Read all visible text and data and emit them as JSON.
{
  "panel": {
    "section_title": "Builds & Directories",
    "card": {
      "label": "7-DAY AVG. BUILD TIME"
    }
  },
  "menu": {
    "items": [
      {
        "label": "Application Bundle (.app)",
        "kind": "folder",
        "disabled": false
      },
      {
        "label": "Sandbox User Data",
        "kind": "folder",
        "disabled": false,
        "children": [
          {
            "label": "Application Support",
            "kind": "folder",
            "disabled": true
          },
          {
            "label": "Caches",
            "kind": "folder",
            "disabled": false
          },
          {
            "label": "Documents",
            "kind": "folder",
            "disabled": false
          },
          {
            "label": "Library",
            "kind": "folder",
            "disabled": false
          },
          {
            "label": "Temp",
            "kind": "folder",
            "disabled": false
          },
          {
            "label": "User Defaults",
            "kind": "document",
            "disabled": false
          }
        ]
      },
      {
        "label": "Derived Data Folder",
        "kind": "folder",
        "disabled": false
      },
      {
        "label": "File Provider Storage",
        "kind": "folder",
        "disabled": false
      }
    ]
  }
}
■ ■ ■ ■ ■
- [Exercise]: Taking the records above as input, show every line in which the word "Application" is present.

- [Answer to the exercise]:
        "label": "Application Bundle (.app)",
            "label": "Application Support",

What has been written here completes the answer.